What all of this ably demonstrates is the vital importance of employing the right person to complete any remedial work on fire doors, which then ensures that the host organisation adheres to legislation at all times.
Sleeping environments such as NHS hospital wards, care homes or hotels present a specific suite of fire risk challenges that demand very careful consideration if the patients/occupants and their families are to benefit from the protection regimes they deserve.
Fire doors are inherently very heavy. This can prove to be particularly challenging in environments which are used by elderly people. The elderly can be frail and may struggle with opening such heavy doors. To address such accessibility issues while at the same time maintaining fire safety, organisations need to carefully consider the type of door and its ironmongery.
For example, in a care setting such as a hospital, there may be many instances where patients like to have the doors open. Therefore, if fire doors do not have a closer and the patient leaves the door open, that door becomes redundant in the event of a fire. Staff would then have to make their way around the ward, duly closing all the doors in the event of an alarm activation, which is not practical.
A solution for this specific issue would be door closers that close on activation of the fire alarm. These closers are interfaced with the fire alarm and allow doors to be open, but the fire doors will close automatically at any point when an alarm is activated.
Businesses often operate on limited budgets. On that basis, if fire doors on the premises should be irreparably damaged, the area or room becomes unavailable until they’re fixed. Installing impact protection to the leaves, frames or hold-backs can serve to safeguard fire doors. Although there’s an initial cost involved here, in the long run it’s such elements that often need replacing, not the entire fire door. In short, limited funding should not be a barrier to adequate passive fire protection.
Ensuring that fire doors are correctly installed, regularly checked and well maintained means that they’re ready to protect individuals within a given building should a fire occur. Regular fire training within an organisation will educate members of staff on Best Practice techniques when it comes to preventing fires and what to do if there’s a fire breakout at the premises.
There are also several tasks that staff can transact to make sure fire doors are always at their most effective. For example, fire doors should never be wedged open. Fires can start without warning and spread rapidly, so if a fire door is wedged open, it’s comparable to not having a fire door at all.
In addition to posing a risk to life, it’s also illegal for a fire door to be propped open. Equally, fire doors should always be easy to open and ready to use at any given moment.
Fire doors need to be clearly identifiable. They should not have any hooks, posters or flyers of any kind ,attached to them. At the end of the day these elements of the passive fire protection regime are vital pieces of fire safety equipment. They’re not notice boards or coat stands.

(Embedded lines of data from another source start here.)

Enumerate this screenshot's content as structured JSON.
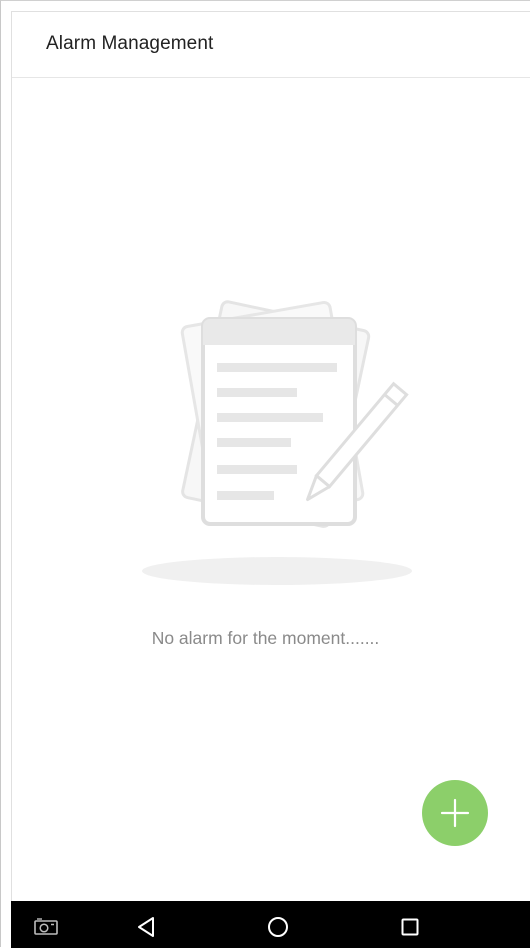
{
  "header": {
    "title": "Alarm Management"
  },
  "empty_state": {
    "icon": "document-edit-icon",
    "message": "No alarm for the moment......."
  },
  "fab": {
    "icon": "plus-icon",
    "color": "#8ccf6a"
  },
  "navbar": {
    "items": [
      {
        "icon": "screenshot-icon"
      },
      {
        "icon": "back-icon"
      },
      {
        "icon": "home-icon"
      },
      {
        "icon": "recents-icon"
      }
    ]
  }
}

In addition to their role in holding back fire and smoke, fire doors are also vital escape routes. If access to the fire door is blocked, safe evacuation from the building is going to be severely compromised. Staff should ensure that all passageways and corridors leading to a fire door are kept clear at all times.
Many of us have witnessed first-hand precisely how fire doors have performed and stopped fires from spreading, affording occupants the valuable time they need in order to escape the premises safely. They are the most critical part of any building’s passive fire protection set-up. Therefore, it’s essential that they’re installed, inspected and maintained in the correct fashion.
Karen Byard MSc MIFireE DipFD is Fire Consultancy Technical and Validation Manager at Chubb Fire & Security (www.chubb.co.uk)